As Peter, Nightingale and Constable Lesley May, a friend of Peter's, work their way through the mystery. they encounter a great deal of violence, a number of River Spirits, ghosts, vampires, and general confusion. Peter Grant is a lovely character, who is smarter than he realizes, and who looks at London and its residents with a jaundiced eye and very ironic comment.
Other reviews give a much more detailed description of the book, and I refer you to those other descriptions. I want to talk about the narrator, Kobna Holdbrook-Smith. He is perfect! He gives Peter's character just the right accent and attitude, that of a young mixed race man from a working class background who has a breezy attitude and many a smart remark to make. Then he makes Nightingale a well educated gentleman of at least a century earlier. Male and female voices, London accents, German, Indian, Middle Eastern, African, Caribbean and Japanese voices are all wonderful. KHS brings the book to life beautifully.
- Nancy J "Mystery reader (especially series) and Austen lover"
Disc World Fans...This Way Please

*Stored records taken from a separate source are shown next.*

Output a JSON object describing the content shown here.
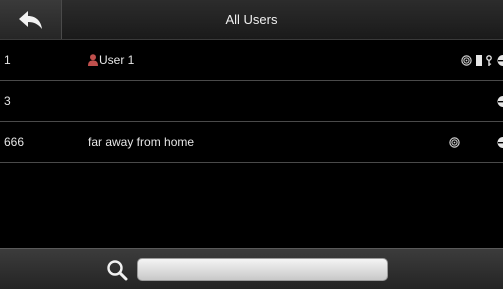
{
  "header": {
    "title": "All Users",
    "back_icon": "back-arrow-icon"
  },
  "users": [
    {
      "id": "1",
      "name": "User 1",
      "is_admin": true,
      "icons": [
        "face-icon",
        "card-icon",
        "password-icon",
        "fingerprint-icon"
      ]
    },
    {
      "id": "3",
      "name": "",
      "is_admin": false,
      "icons": [
        "fingerprint-icon"
      ]
    },
    {
      "id": "666",
      "name": "far away from home",
      "is_admin": false,
      "icons": [
        "face-icon",
        "fingerprint-icon"
      ]
    }
  ],
  "search": {
    "icon": "search-icon",
    "value": "",
    "placeholder": ""
  },
  "colors": {
    "background": "#000000",
    "admin_icon": "#c0504d",
    "row_divider": "#4a4a4a"
  }
}
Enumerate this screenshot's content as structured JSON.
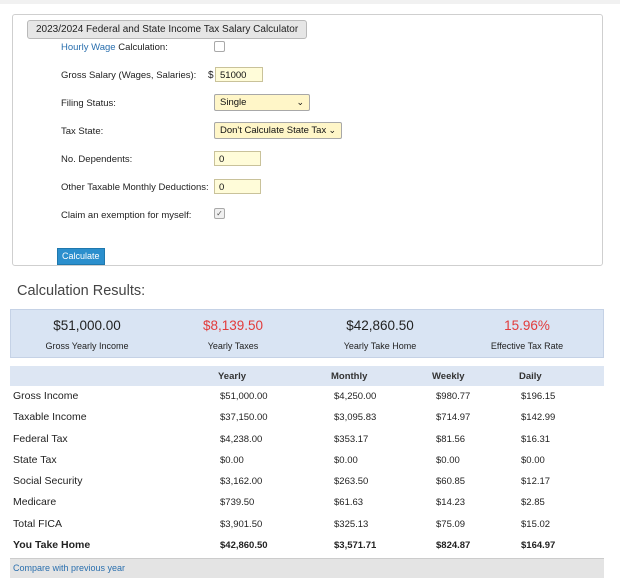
{
  "calculator": {
    "legend": "2023/2024 Federal and State Income Tax Salary Calculator",
    "hourly_link": "Hourly Wage",
    "hourly_suffix": "Calculation:",
    "gross_label": "Gross Salary (Wages, Salaries):",
    "currency_symbol": "$",
    "gross_value": "51000",
    "filing_label": "Filing Status:",
    "filing_value": "Single",
    "state_label": "Tax State:",
    "state_value": "Don't Calculate State Tax",
    "dependents_label": "No. Dependents:",
    "dependents_value": "0",
    "deductions_label": "Other Taxable Monthly Deductions:",
    "deductions_value": "0",
    "exemption_label": "Claim an exemption for myself:",
    "exemption_checked": true,
    "hourly_checked": false,
    "calculate_label": "Calculate"
  },
  "results": {
    "title": "Calculation Results:",
    "summary": [
      {
        "value": "$51,000.00",
        "label": "Gross Yearly Income",
        "color": "#222222"
      },
      {
        "value": "$8,139.50",
        "label": "Yearly Taxes",
        "color": "#e23b3b"
      },
      {
        "value": "$42,860.50",
        "label": "Yearly Take Home",
        "color": "#222222"
      },
      {
        "value": "15.96%",
        "label": "Effective Tax Rate",
        "color": "#e23b3b"
      }
    ],
    "columns": [
      "",
      "Yearly",
      "Monthly",
      "Weekly",
      "Daily"
    ],
    "rows": [
      {
        "name": "Gross Income",
        "yearly": "$51,000.00",
        "monthly": "$4,250.00",
        "weekly": "$980.77",
        "daily": "$196.15"
      },
      {
        "name": "Taxable Income",
        "yearly": "$37,150.00",
        "monthly": "$3,095.83",
        "weekly": "$714.97",
        "daily": "$142.99"
      },
      {
        "name": "Federal Tax",
        "yearly": "$4,238.00",
        "monthly": "$353.17",
        "weekly": "$81.56",
        "daily": "$16.31"
      },
      {
        "name": "State Tax",
        "yearly": "$0.00",
        "monthly": "$0.00",
        "weekly": "$0.00",
        "daily": "$0.00"
      },
      {
        "name": "Social Security",
        "yearly": "$3,162.00",
        "monthly": "$263.50",
        "weekly": "$60.85",
        "daily": "$12.17"
      },
      {
        "name": "Medicare",
        "yearly": "$739.50",
        "monthly": "$61.63",
        "weekly": "$14.23",
        "daily": "$2.85"
      },
      {
        "name": "Total FICA",
        "yearly": "$3,901.50",
        "monthly": "$325.13",
        "weekly": "$75.09",
        "daily": "$15.02"
      },
      {
        "name": "You Take Home",
        "yearly": "$42,860.50",
        "monthly": "$3,571.71",
        "weekly": "$824.87",
        "daily": "$164.97"
      }
    ],
    "compare_link": "Compare with previous year"
  }
}
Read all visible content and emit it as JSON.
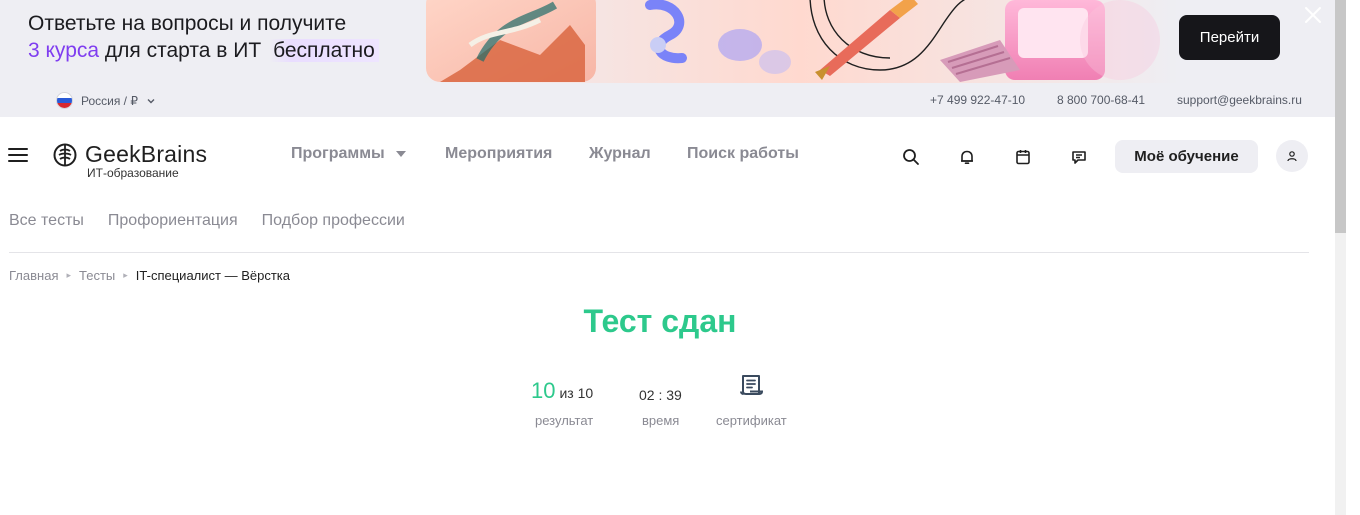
{
  "banner": {
    "line1": "Ответьте на вопросы и получите",
    "line2_accent": "3 курса",
    "line2_mid": "для старта в ИТ",
    "line2_highlight": "бесплатно",
    "button_label": "Перейти"
  },
  "infobar": {
    "region_label": "Россия / ₽",
    "phone1": "+7 499 922-47-10",
    "phone2": "8 800 700-68-41",
    "email": "support@geekbrains.ru"
  },
  "header": {
    "logo_text": "GeekBrains",
    "logo_sub": "ИТ-образование",
    "nav": {
      "programs": "Программы",
      "events": "Мероприятия",
      "journal": "Журнал",
      "jobs": "Поиск работы"
    },
    "learn_button": "Моё обучение"
  },
  "subnav": {
    "all_tests": "Все тесты",
    "career_guidance": "Профориентация",
    "profession_match": "Подбор профессии"
  },
  "breadcrumb": {
    "home": "Главная",
    "tests": "Тесты",
    "current": "IT-специалист — Вёрстка"
  },
  "result": {
    "title": "Тест сдан",
    "score": "10",
    "score_of": "из 10",
    "score_caption": "результат",
    "time": "02 : 39",
    "time_caption": "время",
    "certificate_caption": "сертификат"
  },
  "colors": {
    "accent_green": "#2dc98c",
    "accent_purple": "#7f3df0",
    "banner_bg": "#eeeef3",
    "button_dark": "#16161a"
  },
  "icons": [
    "close-icon",
    "chevron-down-icon",
    "menu-icon",
    "logo-brain-icon",
    "search-icon",
    "bell-icon",
    "calendar-icon",
    "chat-icon",
    "user-icon",
    "certificate-icon"
  ]
}
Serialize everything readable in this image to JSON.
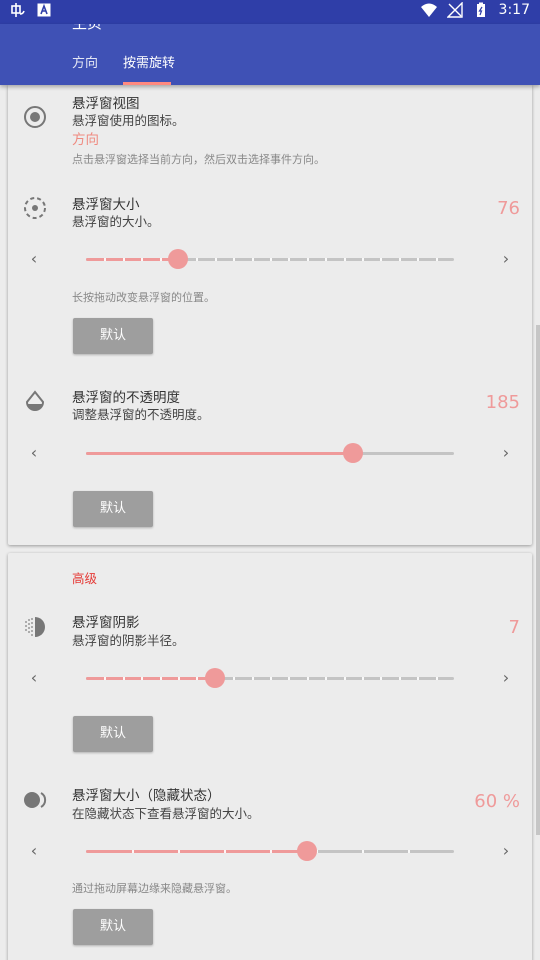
{
  "status_bar": {
    "time": "3:17",
    "left_icons": [
      "app-notification-icon",
      "a-notification-icon"
    ],
    "right_icons": [
      "wifi-icon",
      "signal-icon",
      "battery-icon"
    ]
  },
  "app_bar": {
    "title": "主页",
    "tabs": [
      {
        "label": "方向",
        "selected": false
      },
      {
        "label": "按需旋转",
        "selected": true
      }
    ],
    "colors": {
      "primary": "#3f51b5",
      "status": "#2f3ea8",
      "indicator": "#ff8a80"
    }
  },
  "card1": {
    "floating_view": {
      "title": "悬浮窗视图",
      "summary": "悬浮窗使用的图标。",
      "value": "方向",
      "hint": "点击悬浮窗选择当前方向，然后双击选择事件方向。",
      "icon": "radio-target-icon"
    },
    "floating_size": {
      "title": "悬浮窗大小",
      "summary": "悬浮窗的大小。",
      "value": "76",
      "slider_fraction": 0.25,
      "tick_count": 20,
      "hint": "长按拖动改变悬浮窗的位置。",
      "default_button": "默认",
      "icon": "dashed-circle-icon"
    },
    "opacity": {
      "title": "悬浮窗的不透明度",
      "summary": "调整悬浮窗的不透明度。",
      "value": "185",
      "slider_fraction": 0.725,
      "tick_count": 0,
      "default_button": "默认",
      "icon": "water-drop-icon"
    }
  },
  "card2": {
    "section_title": "高级",
    "shadow": {
      "title": "悬浮窗阴影",
      "summary": "悬浮窗的阴影半径。",
      "value": "7",
      "slider_fraction": 0.35,
      "tick_count": 20,
      "default_button": "默认",
      "icon": "shadow-circle-icon"
    },
    "hidden_size": {
      "title": "悬浮窗大小（隐藏状态）",
      "summary": "在隐藏状态下查看悬浮窗的大小。",
      "value": "60 %",
      "slider_fraction": 0.6,
      "tick_count": 8,
      "hint": "通过拖动屏幕边缘来隐藏悬浮窗。",
      "default_button": "默认",
      "icon": "half-hidden-circle-icon"
    }
  },
  "arrows": {
    "left": "‹",
    "right": "›"
  },
  "colors": {
    "accent": "#ef9a9a",
    "section": "#e53935",
    "button": "#9e9e9e"
  }
}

This book is great…it’s Disc World great, it’s PG Wodehouse great, it’s Tom Sharpe great. It’s as British as Chicken Vindaloo or Soccer Violence. As an ex-Brit, raised in London now in SoCal this book hit me like the smell of damp overcoats on the underground or fresh fish and chips. If you are a follower of BBC America or PBS and have already found and enjoyed "Doctor Who", "Luther" or "Top Gear" I invite you to shout “Yipee” and jump in the deep end. This is a funny, gripping and fiercely entertaining romp through modern day London where the ghosts are as real as science, led by our reluctant hero; a junior policemen with unexpected magical powers. If Harry Potter had joined the London cops after Hogwarts this is what might have happened. If you are an American, not quite so well versed in the parlance of London and its police force then you may be a little confused by the pervasive used of London and Police vernacular....but read this book anyway. It's brilliantly narrated by Kobna Holdbrook-Smith whose accent is 100% authentic London street…and Kudos to the producers for not attempting to “RP” it up. Its basic premise is at once completely silly and absolutely sublime. The characters are authentic and in many cases hilarious. It’s not often that I find myself gushing …but I simply have to in this case. To find a new, funny, authentic and creative voice in the often ghastly genre of urban magic is refreshing and encouraging. This book is everything the dreadful Stackhouse or True Blood books aren't. It’s funny and credible, without taking itself too seriously. I tried this book as a special offer from Audible which promotes the first book of series presumably with the aim of hooking me in… and it worked. I invite you to follow and enjoy this exercise in Britt-erati at its best.